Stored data
= = = = = = =

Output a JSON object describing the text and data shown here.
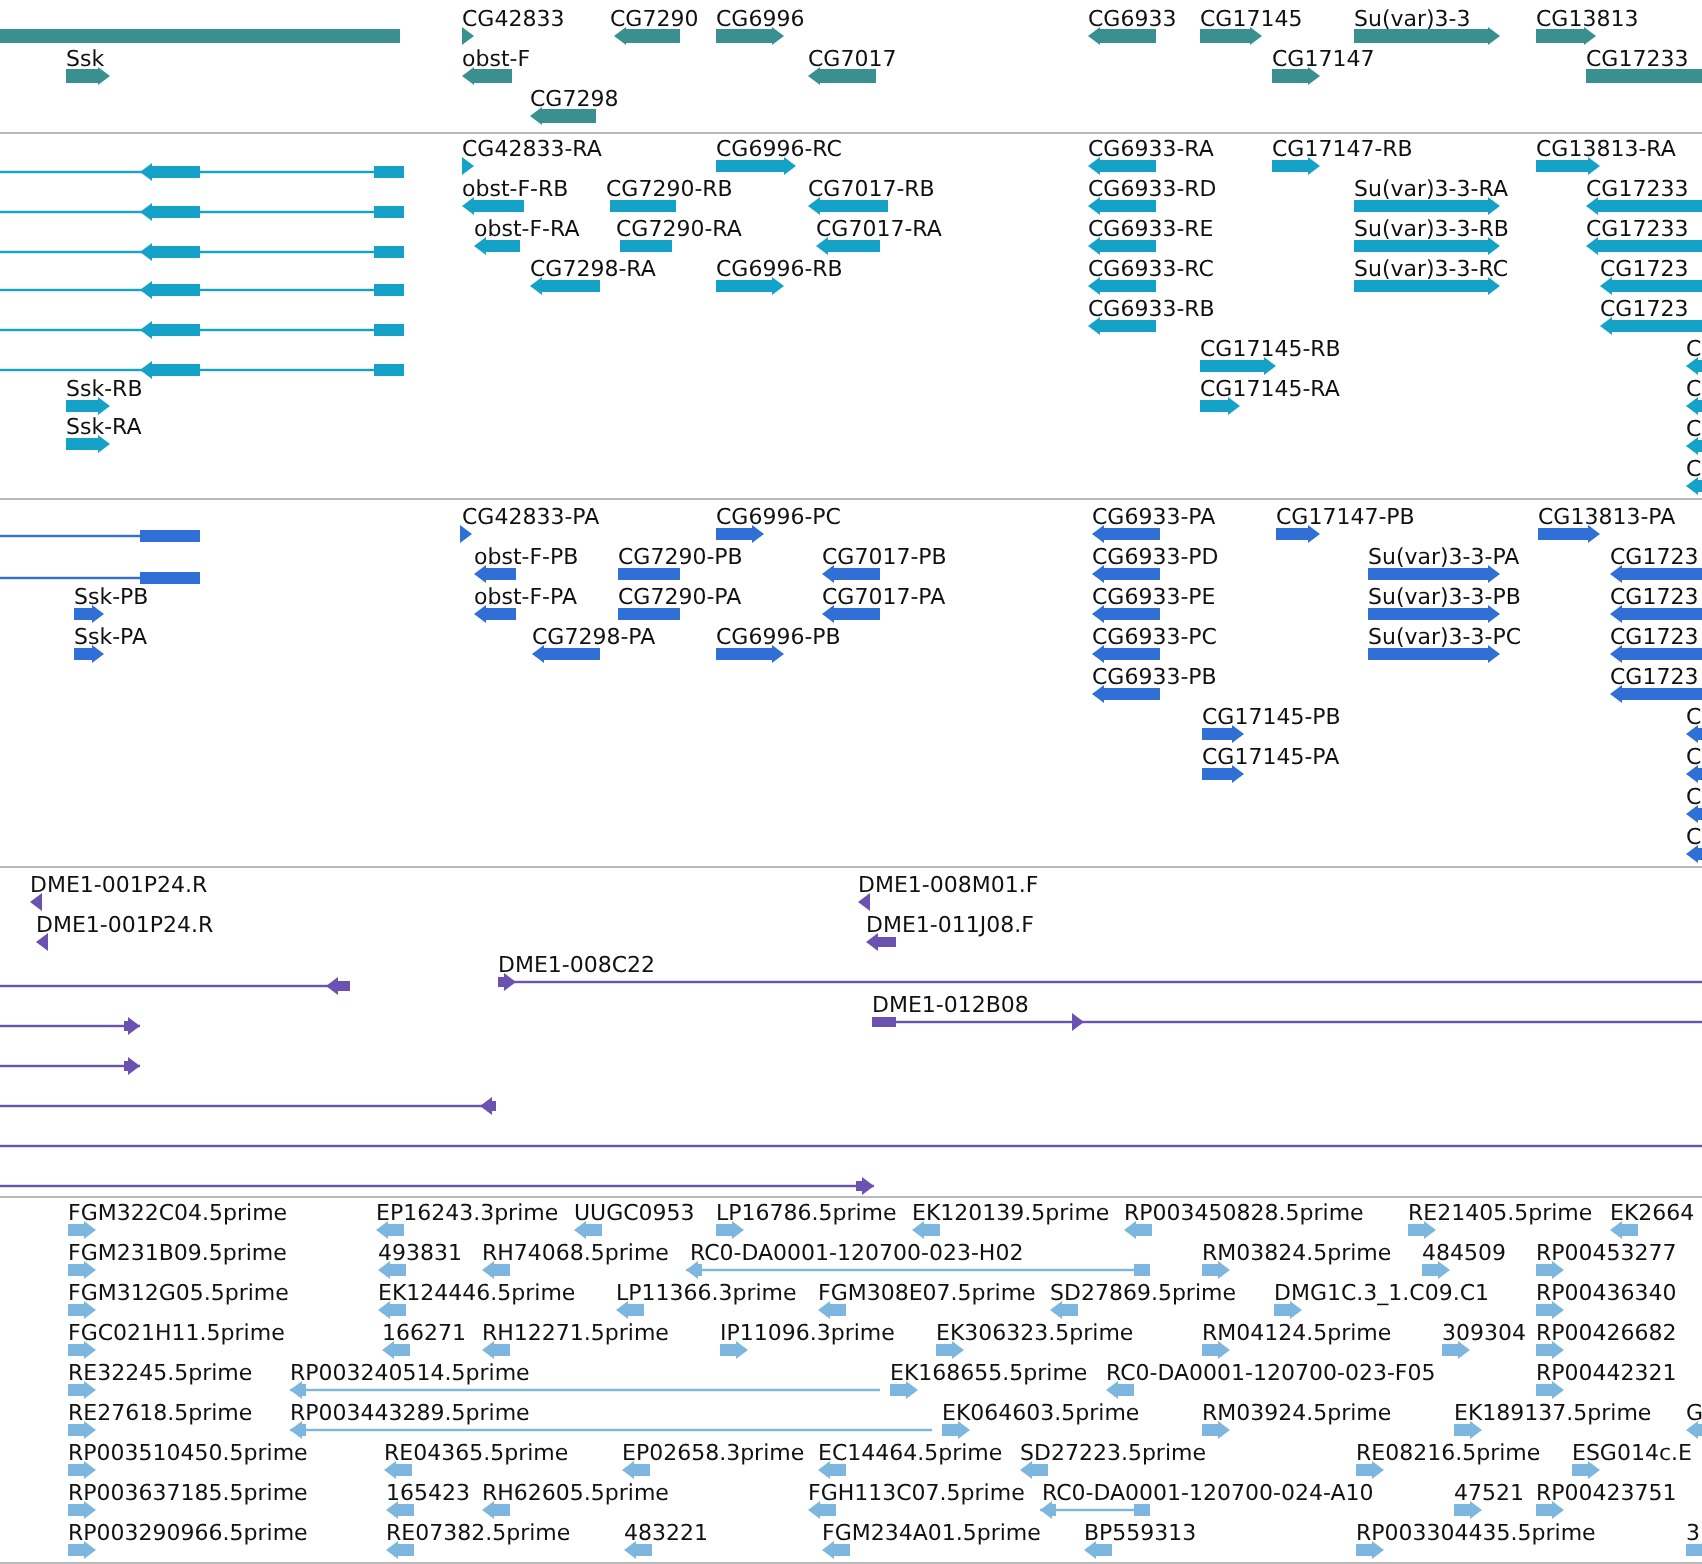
{
  "tracks": [
    {
      "kind": "gene",
      "color": "#3a8f91",
      "features": [
        {
          "clipped": true
        },
        {
          "label": "Ssk",
          "reverse": false
        },
        {
          "label": "CG42833",
          "reverse": false
        },
        {
          "label": "CG7290",
          "reverse": true
        },
        {
          "label": "CG6996",
          "reverse": false
        },
        {
          "label": "obst-F",
          "reverse": true
        },
        {
          "label": "CG7017",
          "reverse": true
        },
        {
          "label": "CG7298",
          "reverse": true
        },
        {
          "label": "CG6933",
          "reverse": true
        },
        {
          "label": "CG17145",
          "reverse": false
        },
        {
          "label": "Su(var)3-3",
          "reverse": false
        },
        {
          "label": "CG13813",
          "reverse": false
        },
        {
          "label": "CG17147",
          "reverse": false
        },
        {
          "label": "CG17233"
        }
      ]
    },
    {
      "kind": "transcript",
      "color": "#15a2c9",
      "features": [
        {
          "reverse": true
        },
        {
          "reverse": true
        },
        {
          "reverse": true
        },
        {
          "reverse": true
        },
        {
          "reverse": true
        },
        {
          "reverse": true
        },
        {
          "label": "Ssk-RB",
          "reverse": false
        },
        {
          "label": "Ssk-RA",
          "reverse": false
        },
        {
          "label": "CG42833-RA",
          "reverse": false
        },
        {
          "label": "CG6996-RC",
          "reverse": false
        },
        {
          "label": "obst-F-RB",
          "reverse": true
        },
        {
          "label": "CG7290-RB"
        },
        {
          "label": "CG7017-RB",
          "reverse": true
        },
        {
          "label": "obst-F-RA",
          "reverse": true
        },
        {
          "label": "CG7290-RA"
        },
        {
          "label": "CG7017-RA",
          "reverse": true
        },
        {
          "label": "CG7298-RA",
          "reverse": true
        },
        {
          "label": "CG6996-RB",
          "reverse": false
        },
        {
          "label": "CG6933-RA",
          "reverse": true
        },
        {
          "label": "CG6933-RD",
          "reverse": true
        },
        {
          "label": "CG6933-RE",
          "reverse": true
        },
        {
          "label": "CG6933-RC",
          "reverse": true
        },
        {
          "label": "CG6933-RB",
          "reverse": true
        },
        {
          "label": "CG17147-RB",
          "reverse": false
        },
        {
          "label": "CG13813-RA",
          "reverse": false
        },
        {
          "label": "Su(var)3-3-RA",
          "reverse": false
        },
        {
          "label": "Su(var)3-3-RB",
          "reverse": false
        },
        {
          "label": "Su(var)3-3-RC",
          "reverse": false
        },
        {
          "label": "CG17233",
          "reverse": true
        },
        {
          "label": "CG17233",
          "reverse": true
        },
        {
          "label": "CG1723",
          "reverse": true
        },
        {
          "label": "CG1723",
          "reverse": true
        },
        {
          "label": "C",
          "reverse": true
        },
        {
          "label": "C",
          "reverse": true
        },
        {
          "label": "C",
          "reverse": true
        },
        {
          "label": "C",
          "reverse": true
        },
        {
          "label": "CG17145-RB",
          "reverse": false
        },
        {
          "label": "CG17145-RA",
          "reverse": false
        }
      ]
    },
    {
      "kind": "protein",
      "color": "#2f6fd6",
      "features": [
        {
          "clipped": true
        },
        {
          "clipped": true
        },
        {
          "label": "Ssk-PB",
          "reverse": false
        },
        {
          "label": "Ssk-PA",
          "reverse": false
        },
        {
          "label": "CG42833-PA",
          "reverse": false
        },
        {
          "label": "CG6996-PC",
          "reverse": false
        },
        {
          "label": "obst-F-PB",
          "reverse": true
        },
        {
          "label": "CG7290-PB"
        },
        {
          "label": "CG7017-PB",
          "reverse": true
        },
        {
          "label": "obst-F-PA",
          "reverse": true
        },
        {
          "label": "CG7290-PA"
        },
        {
          "label": "CG7017-PA",
          "reverse": true
        },
        {
          "label": "CG7298-PA",
          "reverse": true
        },
        {
          "label": "CG6996-PB",
          "reverse": false
        },
        {
          "label": "CG6933-PA",
          "reverse": true
        },
        {
          "label": "CG6933-PD",
          "reverse": true
        },
        {
          "label": "CG6933-PE",
          "reverse": true
        },
        {
          "label": "CG6933-PC",
          "reverse": true
        },
        {
          "label": "CG6933-PB",
          "reverse": true
        },
        {
          "label": "CG17147-PB",
          "reverse": false
        },
        {
          "label": "CG13813-PA",
          "reverse": false
        },
        {
          "label": "Su(var)3-3-PA",
          "reverse": false
        },
        {
          "label": "Su(var)3-3-PB",
          "reverse": false
        },
        {
          "label": "Su(var)3-3-PC",
          "reverse": false
        },
        {
          "label": "CG1723",
          "reverse": true
        },
        {
          "label": "CG1723",
          "reverse": true
        },
        {
          "label": "CG1723",
          "reverse": true
        },
        {
          "label": "CG1723",
          "reverse": true
        },
        {
          "label": "C",
          "reverse": true
        },
        {
          "label": "C",
          "reverse": true
        },
        {
          "label": "C",
          "reverse": true
        },
        {
          "label": "C",
          "reverse": true
        },
        {
          "label": "CG17145-PB",
          "reverse": false
        },
        {
          "label": "CG17145-PA",
          "reverse": false
        }
      ]
    },
    {
      "kind": "clone",
      "color": "#6b52b2",
      "features": [
        {
          "label": "DME1-001P24.R",
          "reverse": true
        },
        {
          "label": "DME1-001P24.R",
          "reverse": true
        },
        {
          "label": "DME1-008M01.F",
          "reverse": true
        },
        {
          "label": "DME1-011J08.F",
          "reverse": true
        },
        {
          "reverse": true
        },
        {
          "label": "DME1-008C22",
          "reverse": false
        },
        {
          "label": "DME1-012B08",
          "reverse": false
        },
        {
          "reverse": false
        },
        {
          "reverse": false
        },
        {
          "reverse": true
        },
        {
          "clipped": true
        },
        {
          "reverse": false
        }
      ]
    },
    {
      "kind": "est",
      "color": "#7db6df",
      "features": [
        {
          "label": "FGM322C04.5prime",
          "reverse": false
        },
        {
          "label": "EP16243.3prime",
          "reverse": true
        },
        {
          "label": "UUGC0953",
          "reverse": true
        },
        {
          "label": "LP16786.5prime",
          "reverse": false
        },
        {
          "label": "EK120139.5prime",
          "reverse": true
        },
        {
          "label": "RP003450828.5prime",
          "reverse": true
        },
        {
          "label": "RE21405.5prime",
          "reverse": false
        },
        {
          "label": "EK2664",
          "reverse": true
        },
        {
          "label": "FGM231B09.5prime",
          "reverse": false
        },
        {
          "label": "493831",
          "reverse": true
        },
        {
          "label": "RH74068.5prime",
          "reverse": true
        },
        {
          "label": "RC0-DA0001-120700-023-H02",
          "reverse": true
        },
        {
          "label": "RM03824.5prime",
          "reverse": false
        },
        {
          "label": "484509",
          "reverse": false
        },
        {
          "label": "RP00453277",
          "reverse": false
        },
        {
          "label": "FGM312G05.5prime",
          "reverse": false
        },
        {
          "label": "EK124446.5prime",
          "reverse": true
        },
        {
          "label": "LP11366.3prime",
          "reverse": true
        },
        {
          "label": "FGM308E07.5prime",
          "reverse": true
        },
        {
          "label": "SD27869.5prime",
          "reverse": true
        },
        {
          "label": "DMG1C.3_1.C09.C1",
          "reverse": false
        },
        {
          "label": "RP00436340",
          "reverse": false
        },
        {
          "label": "FGC021H11.5prime",
          "reverse": false
        },
        {
          "label": "166271",
          "reverse": true
        },
        {
          "label": "RH12271.5prime",
          "reverse": true
        },
        {
          "label": "IP11096.3prime",
          "reverse": false
        },
        {
          "label": "EK306323.5prime",
          "reverse": false
        },
        {
          "label": "RM04124.5prime",
          "reverse": false
        },
        {
          "label": "309304",
          "reverse": false
        },
        {
          "label": "RP00426682",
          "reverse": false
        },
        {
          "label": "RE32245.5prime",
          "reverse": false
        },
        {
          "label": "RP003240514.5prime",
          "reverse": true
        },
        {
          "label": "EK168655.5prime",
          "reverse": false
        },
        {
          "label": "RC0-DA0001-120700-023-F05",
          "reverse": true
        },
        {
          "label": "RP00442321",
          "reverse": false
        },
        {
          "label": "RE27618.5prime",
          "reverse": false
        },
        {
          "label": "RP003443289.5prime",
          "reverse": true
        },
        {
          "label": "EK064603.5prime",
          "reverse": false
        },
        {
          "label": "RM03924.5prime",
          "reverse": false
        },
        {
          "label": "EK189137.5prime",
          "reverse": false
        },
        {
          "label": "G",
          "reverse": true
        },
        {
          "label": "RP003510450.5prime",
          "reverse": false
        },
        {
          "label": "RE04365.5prime",
          "reverse": true
        },
        {
          "label": "EP02658.3prime",
          "reverse": true
        },
        {
          "label": "EC14464.5prime",
          "reverse": true
        },
        {
          "label": "SD27223.5prime",
          "reverse": true
        },
        {
          "label": "RE08216.5prime",
          "reverse": false
        },
        {
          "label": "ESG014c.E",
          "reverse": false
        },
        {
          "label": "RP003637185.5prime",
          "reverse": false
        },
        {
          "label": "165423",
          "reverse": true
        },
        {
          "label": "RH62605.5prime",
          "reverse": true
        },
        {
          "label": "FGH113C07.5prime",
          "reverse": true
        },
        {
          "label": "RC0-DA0001-120700-024-A10",
          "reverse": true
        },
        {
          "label": "47521",
          "reverse": false
        },
        {
          "label": "RP00423751",
          "reverse": false
        },
        {
          "label": "RP003290966.5prime",
          "reverse": false
        },
        {
          "label": "RE07382.5prime",
          "reverse": true
        },
        {
          "label": "483221",
          "reverse": true
        },
        {
          "label": "FGM234A01.5prime",
          "reverse": true
        },
        {
          "label": "BP559313",
          "reverse": true
        },
        {
          "label": "RP003304435.5prime",
          "reverse": false
        },
        {
          "label": "3",
          "reverse": false
        }
      ]
    }
  ]
}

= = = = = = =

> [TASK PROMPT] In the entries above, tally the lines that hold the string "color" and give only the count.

> [ANSWER SECTION] 5